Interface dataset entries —
'''

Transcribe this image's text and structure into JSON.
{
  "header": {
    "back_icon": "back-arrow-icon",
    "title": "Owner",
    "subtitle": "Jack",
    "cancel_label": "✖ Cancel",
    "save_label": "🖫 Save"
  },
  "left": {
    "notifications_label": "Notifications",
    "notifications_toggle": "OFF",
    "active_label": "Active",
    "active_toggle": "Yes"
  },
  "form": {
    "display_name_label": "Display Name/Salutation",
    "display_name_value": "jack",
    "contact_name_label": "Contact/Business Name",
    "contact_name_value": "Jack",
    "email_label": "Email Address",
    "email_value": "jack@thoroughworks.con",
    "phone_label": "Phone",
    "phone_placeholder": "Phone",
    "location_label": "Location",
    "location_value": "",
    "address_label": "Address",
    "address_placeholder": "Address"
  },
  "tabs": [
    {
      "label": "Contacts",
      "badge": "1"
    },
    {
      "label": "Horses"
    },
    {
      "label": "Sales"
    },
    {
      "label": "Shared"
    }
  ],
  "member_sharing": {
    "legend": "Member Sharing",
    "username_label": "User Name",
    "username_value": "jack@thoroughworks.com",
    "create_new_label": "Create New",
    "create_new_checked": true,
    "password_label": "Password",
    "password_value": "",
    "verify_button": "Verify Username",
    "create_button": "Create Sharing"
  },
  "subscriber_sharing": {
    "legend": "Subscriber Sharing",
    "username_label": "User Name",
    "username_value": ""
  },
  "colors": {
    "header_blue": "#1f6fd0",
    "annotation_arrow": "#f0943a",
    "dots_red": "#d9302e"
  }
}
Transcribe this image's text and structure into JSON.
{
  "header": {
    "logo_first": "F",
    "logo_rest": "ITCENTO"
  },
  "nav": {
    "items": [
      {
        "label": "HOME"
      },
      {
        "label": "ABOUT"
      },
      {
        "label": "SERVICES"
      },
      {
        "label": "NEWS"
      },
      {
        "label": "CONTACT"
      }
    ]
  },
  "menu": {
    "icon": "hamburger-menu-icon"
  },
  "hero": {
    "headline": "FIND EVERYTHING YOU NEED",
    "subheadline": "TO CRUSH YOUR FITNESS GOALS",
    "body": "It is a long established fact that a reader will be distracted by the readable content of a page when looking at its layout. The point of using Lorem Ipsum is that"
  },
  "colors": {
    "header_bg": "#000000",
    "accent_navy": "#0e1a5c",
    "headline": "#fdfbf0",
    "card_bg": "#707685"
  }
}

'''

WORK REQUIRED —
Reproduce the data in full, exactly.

EXPECTED ANSWER —
Transcribe this image's text and structure into JSON.
{
  "header": {
    "back_icon": "back-arrow-icon",
    "title": "Owner",
    "subtitle": "Jack",
    "cancel_label": "✖ Cancel",
    "save_label": "🖫 Save"
  },
  "left": {
    "notifications_label": "Notifications",
    "notifications_toggle": "OFF",
    "active_label": "Active",
    "active_toggle": "Yes"
  },
  "form": {
    "display_name_label": "Display Name/Salutation",
    "display_name_value": "jack",
    "contact_name_label": "Contact/Business Name",
    "contact_name_value": "Jack",
    "email_label": "Email Address",
    "email_value": "jack@thoroughworks.con",
    "phone_label": "Phone",
    "phone_placeholder": "Phone",
    "location_label": "Location",
    "location_value": "",
    "address_label": "Address",
    "address_placeholder": "Address"
  },
  "tabs": [
    {
      "label": "Contacts",
      "badge": "1"
    },
    {
      "label": "Horses"
    },
    {
      "label": "Sales"
    },
    {
      "label": "Shared"
    }
  ],
  "member_sharing": {
    "legend": "Member Sharing",
    "username_label": "User Name",
    "username_value": "jack@thoroughworks.com",
    "create_new_label": "Create New",
    "create_new_checked": true,
    "password_label": "Password",
    "password_value": "",
    "verify_button": "Verify Username",
    "create_button": "Create Sharing"
  },
  "subscriber_sharing": {
    "legend": "Subscriber Sharing",
    "username_label": "User Name",
    "username_value": ""
  },
  "colors": {
    "header_blue": "#1f6fd0",
    "annotation_arrow": "#f0943a",
    "dots_red": "#d9302e"
  }
}
Transcribe this image's text and structure into JSON.
{
  "header": {
    "logo_first": "F",
    "logo_rest": "ITCENTO"
  },
  "nav": {
    "items": [
      {
        "label": "HOME"
      },
      {
        "label": "ABOUT"
      },
      {
        "label": "SERVICES"
      },
      {
        "label": "NEWS"
      },
      {
        "label": "CONTACT"
      }
    ]
  },
  "menu": {
    "icon": "hamburger-menu-icon"
  },
  "hero": {
    "headline": "FIND EVERYTHING YOU NEED",
    "subheadline": "TO CRUSH YOUR FITNESS GOALS",
    "body": "It is a long established fact that a reader will be distracted by the readable content of a page when looking at its layout. The point of using Lorem Ipsum is that"
  },
  "colors": {
    "header_bg": "#000000",
    "accent_navy": "#0e1a5c",
    "headline": "#fdfbf0",
    "card_bg": "#707685"
  }
}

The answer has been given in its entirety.